We now live in a day where a $350 CPU is called a bargain.
We now live in a day where people eagerly await a “broken” $450 video card, and the makers really want you to pick up two.
That may be a downright bargain compared to the talk of future $1,200 cards.
We now live in a day where magazines put together $13,000 “dream machines” that don’t do a whole lot better than those that cost 10-15% as much.
Did you all get rich when I wasn’t looking? Somehow I doubt that.
Who is buying this stuff????
I mean, really, who are they? Where are they? They can’t be in the usual geek spots because outside of an occasional exception here and there, nobody is laying out this kind of money for their equipment.
However, they can’t just be a freakish phenomenon giving all the time and effort being spent building this luxury equipment. Just the other day, you had Dell give the bird to Intel’s motherboard division just because Intel didn’t come up with a true dual x16 SLI motherboard fast enough for their XPS line.
Somebody has to be buying these things.
We Have Met The Enemy
It would be one thing if the emergence of luxury computers had as much effect on the prices of regular computers as the price tag of the latest luxury car had on the price of a Ford Taurus. Namely, none.
However, that’s not the case, not the case at all. Prices for good equipment are now a lot higher than they were two years ago.
Why is that? I think nVidia’s comment the other day was instructive, that pricing these days isn’t based on the actual cost of the items, but rather what they think people will pay for it.
So Mr. Spouting-Money-Like-A-Broken-Hydrant isn’t just draining his wallet, he’s draining yours, too, by encouraging manufacturers to assume that you’re all twenty/thirty-somethings with apparently little to no interest in anything non-virtual who need somebody to relieve them of troublesome excess cash.
The damage isn’t that you’ll go out and spend $13,000 for a system. The damage comes from you putting out an extra hundred here, an extra hundred there because you don’t think you have a choice in the matter.
Does It Really Matter?
There’s an article of faith among gamers (well, at least the gamer equipment manufacturers) at least as solid as the divinity of Christ is to the average Christian: Hardware matters.
Does it? Does it really?
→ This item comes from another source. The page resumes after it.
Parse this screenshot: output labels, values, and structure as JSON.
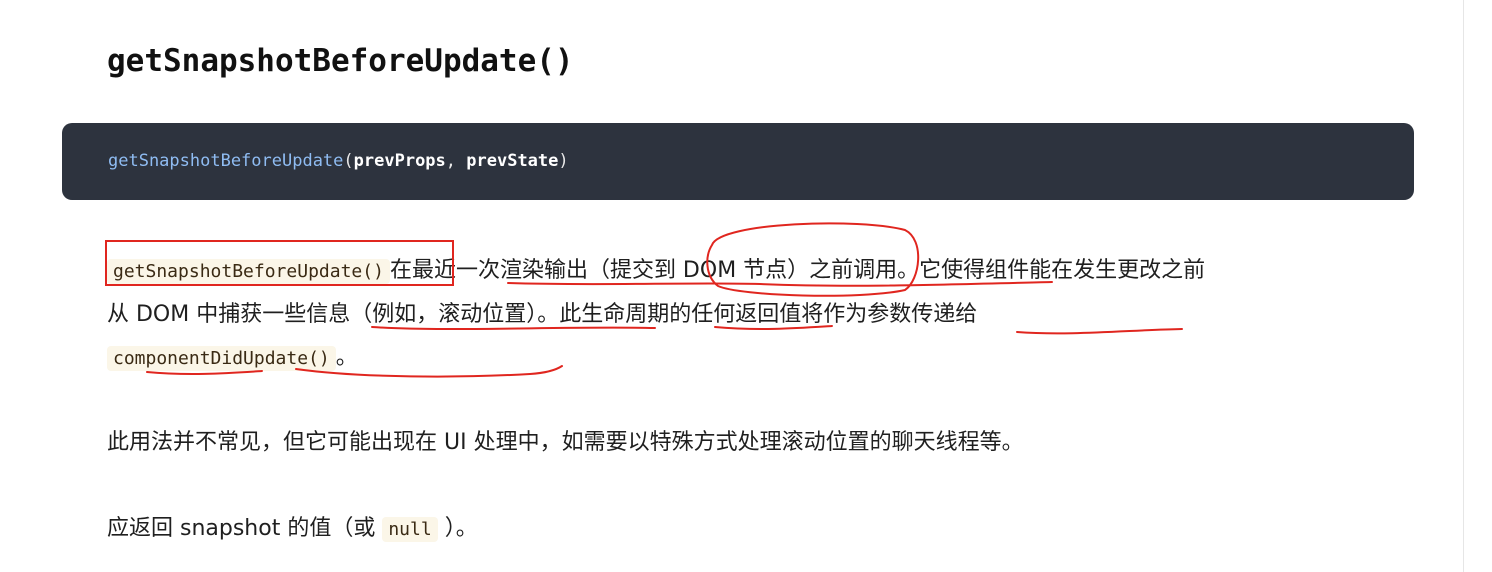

Obviously, you’re going to be faced with real handicaps trying to play the most popular/demanding games today with a GF3 video card. However, that doesn’t mean you don’t stand a chance if you don’t have an SLI setup with two 7800GTXs.
At what point does it just become eye candy, and expensive eye candy at that?
For sure, you’ll see the top/professional competitors loaded to the silicon gills, but how much of that is need, and how much is marketing trying to convince you that you have to have it?
Even if there’s a case to be made at the very top that any edge counts, is that as applicable for the other 99%+ of gamers? If you have the response time and tactical skills of a rock, isn’t that your problem?
This is the kind of testing folks ought to be doing these days. Unfortunately, it’s the sort of testing that requires a research grant to do right, and believe me, the people making the equipment will get intimate with elephants before they’d ever fund something like that.
What Can Be Done About It?
Obviously, you can’t stop people from spending money. However, that doesn’t mean nothing can be done.
Peer pressure is one possibility. While one should never underestimate the human capacity for self-praise, if spending outrageous amounts of money were considered to be decidedly uncool, and those who did so were regularly flamed for it, this might help a bit.
OK, maybe you need a bigger stick than that.:) Fortunately, there is one.
What is the main purpose of loading up for bear these days? To beat up on people who aren’t so loaded. If gaming competition were split up into classes based on equipment, though, you could solve much of this problem in one fell swoop.
Want to spend $10,000 on your rig? Fine, then you’ll compete against those in the same weight class, and not beat up on technological cripples. Can’t spend more than $750 on yours? Compete against those equivalently-equipped.
It ought not be terribly difficult for gaming servers to do hardware checks to see where someone signing on would fit in. Nor would it be difficult to allow aspiring future gaming stars to choose to compete in equipment classes above their weight class. You just couldn’t compete below your weight class.
If some gaming systems were set up this way, the overall community would reap several advantages.
First, it would reduce the perceived need to “keep up with the Joneses” in order to be able to play at all. Second, it would keep more gamers around if the felt imperative to “upgrade or drop out” weren’t so strong. I often get emails from people telling me, “I used to game a lot, but then I got married, and I have better things to spend my money on.” In the long run, it would be better to keep those kinds of folks around rather than making gaming the equivalent of a singles bar without women.
Finally, with such a setup, we might actually begin to get a good idea as to how much (or little) equipment really counts in competition.
Of course, the computer hardware establishment will hardly like this idea, but then, they wouldn’t, would they?
If anybody doing game serving wants to try out this idea, be my guest. No charge. 🙂